Exercise prompt: Using the data below, copy each line that includes the word "code".

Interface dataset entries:
┄┄┄┄┄┄┄┄┄┄┄┄┄┄┄┄┄┄┄┄

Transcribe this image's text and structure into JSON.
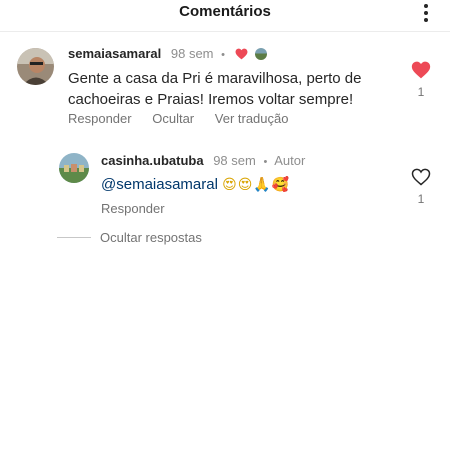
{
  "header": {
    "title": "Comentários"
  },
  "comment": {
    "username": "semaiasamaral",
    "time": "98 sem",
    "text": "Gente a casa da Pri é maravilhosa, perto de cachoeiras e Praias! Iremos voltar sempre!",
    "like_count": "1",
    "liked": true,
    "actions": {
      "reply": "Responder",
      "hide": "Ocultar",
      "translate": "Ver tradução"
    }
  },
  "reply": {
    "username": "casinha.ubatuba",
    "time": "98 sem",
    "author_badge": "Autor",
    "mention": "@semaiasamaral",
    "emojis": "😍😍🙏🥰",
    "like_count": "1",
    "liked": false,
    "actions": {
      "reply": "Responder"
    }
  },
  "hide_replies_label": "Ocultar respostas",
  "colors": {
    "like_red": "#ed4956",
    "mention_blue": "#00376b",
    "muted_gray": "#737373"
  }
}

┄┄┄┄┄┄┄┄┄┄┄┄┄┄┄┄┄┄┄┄

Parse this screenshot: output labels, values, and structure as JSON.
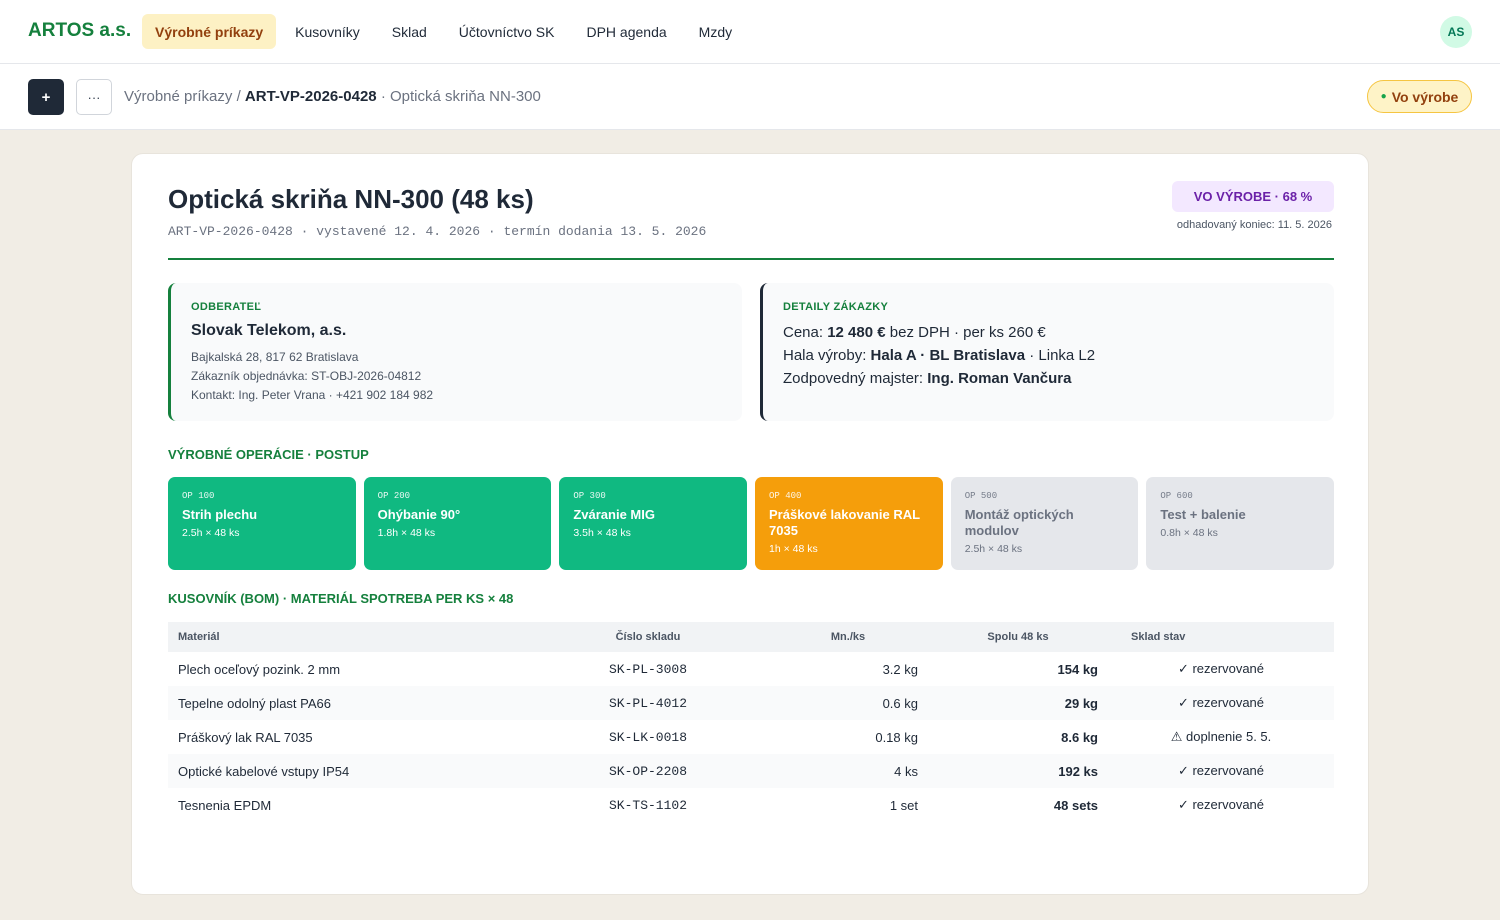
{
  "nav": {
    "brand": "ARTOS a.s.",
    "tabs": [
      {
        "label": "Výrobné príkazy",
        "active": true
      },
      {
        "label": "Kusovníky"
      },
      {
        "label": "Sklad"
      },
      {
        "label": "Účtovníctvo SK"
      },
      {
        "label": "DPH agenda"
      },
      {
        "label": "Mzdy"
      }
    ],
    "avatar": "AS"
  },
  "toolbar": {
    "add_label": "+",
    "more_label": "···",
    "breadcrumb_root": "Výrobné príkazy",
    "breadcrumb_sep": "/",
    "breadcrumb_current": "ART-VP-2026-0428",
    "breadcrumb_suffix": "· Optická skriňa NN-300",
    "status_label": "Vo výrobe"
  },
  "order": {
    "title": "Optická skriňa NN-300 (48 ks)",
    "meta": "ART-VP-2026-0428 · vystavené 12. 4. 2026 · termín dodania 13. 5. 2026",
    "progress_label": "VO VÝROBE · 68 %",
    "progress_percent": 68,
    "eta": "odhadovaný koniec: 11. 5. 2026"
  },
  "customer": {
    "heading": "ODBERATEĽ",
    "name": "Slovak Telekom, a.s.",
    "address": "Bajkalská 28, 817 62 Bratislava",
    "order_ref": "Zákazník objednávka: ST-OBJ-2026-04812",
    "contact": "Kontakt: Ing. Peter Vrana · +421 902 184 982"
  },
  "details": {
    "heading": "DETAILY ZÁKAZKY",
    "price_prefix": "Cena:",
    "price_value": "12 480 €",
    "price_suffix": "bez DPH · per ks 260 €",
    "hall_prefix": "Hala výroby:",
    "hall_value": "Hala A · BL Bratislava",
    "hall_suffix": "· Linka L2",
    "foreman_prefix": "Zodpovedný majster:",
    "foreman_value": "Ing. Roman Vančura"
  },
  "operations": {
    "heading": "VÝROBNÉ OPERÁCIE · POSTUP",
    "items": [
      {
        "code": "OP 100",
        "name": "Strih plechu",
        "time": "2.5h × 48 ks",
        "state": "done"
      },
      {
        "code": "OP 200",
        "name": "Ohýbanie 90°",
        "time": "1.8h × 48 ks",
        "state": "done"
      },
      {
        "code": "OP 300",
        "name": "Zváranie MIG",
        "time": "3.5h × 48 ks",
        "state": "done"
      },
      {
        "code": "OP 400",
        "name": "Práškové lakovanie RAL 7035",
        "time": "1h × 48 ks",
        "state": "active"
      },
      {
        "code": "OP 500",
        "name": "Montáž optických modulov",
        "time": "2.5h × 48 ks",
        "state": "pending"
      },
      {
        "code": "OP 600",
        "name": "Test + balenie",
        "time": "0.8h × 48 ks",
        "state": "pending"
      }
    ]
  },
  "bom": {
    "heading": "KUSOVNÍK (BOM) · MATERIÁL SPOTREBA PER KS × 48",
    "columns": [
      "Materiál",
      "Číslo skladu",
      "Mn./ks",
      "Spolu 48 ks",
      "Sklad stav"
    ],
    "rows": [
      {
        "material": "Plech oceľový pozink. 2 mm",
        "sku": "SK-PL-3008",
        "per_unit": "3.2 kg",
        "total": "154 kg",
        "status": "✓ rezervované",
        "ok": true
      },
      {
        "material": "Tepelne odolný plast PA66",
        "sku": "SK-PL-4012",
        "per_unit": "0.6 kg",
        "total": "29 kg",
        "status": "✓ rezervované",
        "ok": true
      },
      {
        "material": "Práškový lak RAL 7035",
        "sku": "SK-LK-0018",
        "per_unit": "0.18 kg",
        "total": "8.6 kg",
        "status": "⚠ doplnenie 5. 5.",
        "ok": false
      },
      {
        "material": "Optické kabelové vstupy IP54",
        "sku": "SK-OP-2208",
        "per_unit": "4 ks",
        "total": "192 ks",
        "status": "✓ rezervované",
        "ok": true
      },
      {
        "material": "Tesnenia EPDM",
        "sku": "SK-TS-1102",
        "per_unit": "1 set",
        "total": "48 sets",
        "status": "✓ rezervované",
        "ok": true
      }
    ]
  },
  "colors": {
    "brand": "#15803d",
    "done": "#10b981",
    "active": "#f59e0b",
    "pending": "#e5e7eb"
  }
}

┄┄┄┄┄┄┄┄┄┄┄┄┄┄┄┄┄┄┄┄

Solution below:
        "code": "OP 100",
        "code": "OP 200",
        "code": "OP 300",
        "code": "OP 400",
        "code": "OP 500",
        "code": "OP 600",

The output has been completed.